Throughout the records below, find each line holding "placeholder" and copy it.
Source data section start
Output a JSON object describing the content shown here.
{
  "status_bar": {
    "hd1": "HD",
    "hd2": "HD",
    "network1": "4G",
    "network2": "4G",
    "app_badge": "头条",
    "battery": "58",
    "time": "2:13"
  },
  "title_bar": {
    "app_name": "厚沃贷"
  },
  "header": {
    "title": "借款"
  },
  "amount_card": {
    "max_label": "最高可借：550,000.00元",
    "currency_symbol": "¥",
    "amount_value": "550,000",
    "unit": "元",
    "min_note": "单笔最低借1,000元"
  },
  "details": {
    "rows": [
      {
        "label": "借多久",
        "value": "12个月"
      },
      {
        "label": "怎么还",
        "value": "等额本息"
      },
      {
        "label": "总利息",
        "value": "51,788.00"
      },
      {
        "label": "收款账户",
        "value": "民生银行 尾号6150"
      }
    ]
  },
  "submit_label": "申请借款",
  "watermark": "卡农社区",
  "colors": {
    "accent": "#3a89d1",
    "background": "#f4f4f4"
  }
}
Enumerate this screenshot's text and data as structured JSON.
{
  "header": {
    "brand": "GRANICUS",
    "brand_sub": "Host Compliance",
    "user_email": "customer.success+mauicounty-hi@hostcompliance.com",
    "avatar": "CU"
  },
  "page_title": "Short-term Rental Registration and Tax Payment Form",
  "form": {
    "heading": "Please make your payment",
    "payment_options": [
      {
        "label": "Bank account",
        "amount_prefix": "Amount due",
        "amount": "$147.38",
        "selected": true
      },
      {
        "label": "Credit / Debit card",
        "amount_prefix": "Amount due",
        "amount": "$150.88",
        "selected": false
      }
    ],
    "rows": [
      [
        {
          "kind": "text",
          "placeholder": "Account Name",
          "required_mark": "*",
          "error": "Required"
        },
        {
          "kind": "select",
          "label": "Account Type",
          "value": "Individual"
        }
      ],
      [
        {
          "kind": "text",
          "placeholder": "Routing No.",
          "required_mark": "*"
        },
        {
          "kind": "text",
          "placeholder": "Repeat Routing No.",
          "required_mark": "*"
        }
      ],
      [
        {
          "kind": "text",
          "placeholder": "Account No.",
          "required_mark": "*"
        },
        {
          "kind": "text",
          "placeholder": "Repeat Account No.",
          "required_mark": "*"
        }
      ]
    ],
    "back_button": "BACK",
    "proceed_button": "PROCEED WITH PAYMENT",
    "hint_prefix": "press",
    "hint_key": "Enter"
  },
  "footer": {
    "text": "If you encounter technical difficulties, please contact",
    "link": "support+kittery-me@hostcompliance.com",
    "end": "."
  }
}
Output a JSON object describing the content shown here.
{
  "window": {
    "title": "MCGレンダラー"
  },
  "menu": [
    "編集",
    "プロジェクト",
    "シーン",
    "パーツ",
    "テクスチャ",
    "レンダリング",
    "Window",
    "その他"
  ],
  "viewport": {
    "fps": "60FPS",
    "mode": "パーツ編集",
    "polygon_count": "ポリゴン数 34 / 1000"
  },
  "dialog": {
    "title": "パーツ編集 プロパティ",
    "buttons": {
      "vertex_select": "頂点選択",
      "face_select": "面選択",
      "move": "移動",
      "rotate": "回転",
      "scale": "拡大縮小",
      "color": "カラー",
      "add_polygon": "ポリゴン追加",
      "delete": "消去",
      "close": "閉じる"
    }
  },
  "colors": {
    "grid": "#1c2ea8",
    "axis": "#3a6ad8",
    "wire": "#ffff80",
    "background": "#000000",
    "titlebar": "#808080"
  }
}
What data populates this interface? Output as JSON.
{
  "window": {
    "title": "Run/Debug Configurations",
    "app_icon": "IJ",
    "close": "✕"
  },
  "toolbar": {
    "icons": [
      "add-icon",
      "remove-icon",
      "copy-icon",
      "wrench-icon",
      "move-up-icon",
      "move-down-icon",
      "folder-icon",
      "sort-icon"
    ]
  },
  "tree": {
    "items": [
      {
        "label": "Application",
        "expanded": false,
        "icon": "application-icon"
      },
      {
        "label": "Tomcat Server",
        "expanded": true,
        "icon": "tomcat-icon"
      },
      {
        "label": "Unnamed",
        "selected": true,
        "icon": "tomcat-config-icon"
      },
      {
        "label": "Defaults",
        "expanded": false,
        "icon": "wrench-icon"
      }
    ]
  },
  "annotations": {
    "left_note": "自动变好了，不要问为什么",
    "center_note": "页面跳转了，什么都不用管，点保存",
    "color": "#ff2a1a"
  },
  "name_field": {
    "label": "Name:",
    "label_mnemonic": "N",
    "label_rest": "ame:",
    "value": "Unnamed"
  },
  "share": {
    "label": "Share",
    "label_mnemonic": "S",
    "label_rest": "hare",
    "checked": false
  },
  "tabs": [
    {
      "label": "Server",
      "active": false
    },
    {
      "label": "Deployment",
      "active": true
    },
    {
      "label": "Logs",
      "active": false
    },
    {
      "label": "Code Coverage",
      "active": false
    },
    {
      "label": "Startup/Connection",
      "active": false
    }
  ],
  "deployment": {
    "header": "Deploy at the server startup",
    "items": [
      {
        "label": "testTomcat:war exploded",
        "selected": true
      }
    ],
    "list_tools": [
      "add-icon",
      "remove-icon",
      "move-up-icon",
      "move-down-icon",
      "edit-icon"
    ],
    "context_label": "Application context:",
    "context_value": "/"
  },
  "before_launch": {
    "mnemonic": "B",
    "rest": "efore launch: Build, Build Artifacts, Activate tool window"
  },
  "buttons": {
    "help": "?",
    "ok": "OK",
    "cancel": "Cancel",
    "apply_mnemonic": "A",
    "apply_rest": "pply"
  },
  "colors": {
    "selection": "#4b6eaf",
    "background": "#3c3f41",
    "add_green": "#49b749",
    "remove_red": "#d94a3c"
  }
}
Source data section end
**Exercise output:**
          "placeholder": "Account Name",
          "placeholder": "Routing No.",
          "placeholder": "Repeat Routing No.",
          "placeholder": "Account No.",
          "placeholder": "Repeat Account No.",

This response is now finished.